    did not lower the baby’s spirits.
    She minded him, though in prison,
    like one without punishment or pain.

    Nothing of the light of day
    (O misery!) could they see
    but a field’s bright ridge
    through a hole someone had made.

    Yet the loss was not the same
    for the son as for the mother:
    her fair face failed in form
    while the baby gained in health.

    The child, raised where he was,
    grew better by his bondage,
    not knowing in his fresh frail limbs
    but prison was ground of Paradise.

    He made little playful runs
    while her spirits only darkened.
    (Mark well, lest you regret,
    these deeds of son and mother.)

    He said one day, beholding
    a tear on her lovely face:
    “I see the signs of sadness;
    now let me hear the cause.”

    “No wonder that I mourn,
    my foolish child,” said she.
    “This cramped place is not our lot,
    and suffering pain in prison.”

    “Is there another place,” he said,
    “lovelier than ours?
    Is there a brighter light than this
    that your grief grows so heavy?”

    “For I believe,” the young child said,
    “Mother, although you mourn,
    we have our share of light.
    Don’t waste your thoughts in sorrow.”

    “I do not wonder at what you say,
    young son,” the girl replied.
    “You think this is a hopeful place
    because you have seen no other.

    “If you knew what I had seen
    before this dismal place,
    you would be downcast also
    in your nursery here, my soul.”

    “Since it is you know best, lady,”
    the little child replied,
    “Hide from me no longer
    what more it was you had.”

    “A great outer world in glory
    formerly was mine.
    After that, beloved boy,
    my fate is a darkened house.”

    At home in all his hardships,
    not knowing a happier state,
    fresh-cheeked and bright, he did not grudge
    the cold and desolate prison.

    And so is the moral given:
    the couple there in prison
    are the people of this world,
    imprisoned life their span.

    Compared with joy with the Son of God
    in His everlasting realm,
    an earthly mansion is only grief,
    all the living are imprisoned.

  5. Carbonel says:

    I have often found that some kind of mental work (such as editing a manuscript) can provide some surcease from an emotional storm. I hope hope this proves true for you as well. In addition you may enjoy the side benefit of knowing thatbyoubare glad denying (in your own small but inimitable way) the lives of those who enjoy your writing.

  6. Craig says:

    I must have read “Transposition” years ago (I know I read the book it’s in), but it clearly didn’t make as big an impression as it should have.

    As for your own situation — I am shamefully bad about remembering to pray for people, but I’ll make the attempt.

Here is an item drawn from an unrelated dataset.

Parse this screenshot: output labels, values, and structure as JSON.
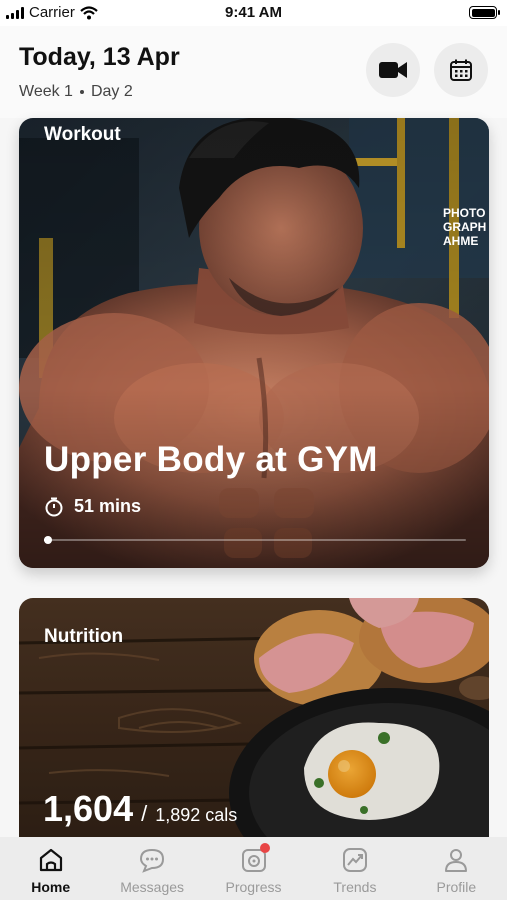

  7. Pellegri says:

    I don’t often comment, but I have likewise been praying for you and will redouble my efforts. I’m glad to see you writing again, though.

Speak Your Mind

*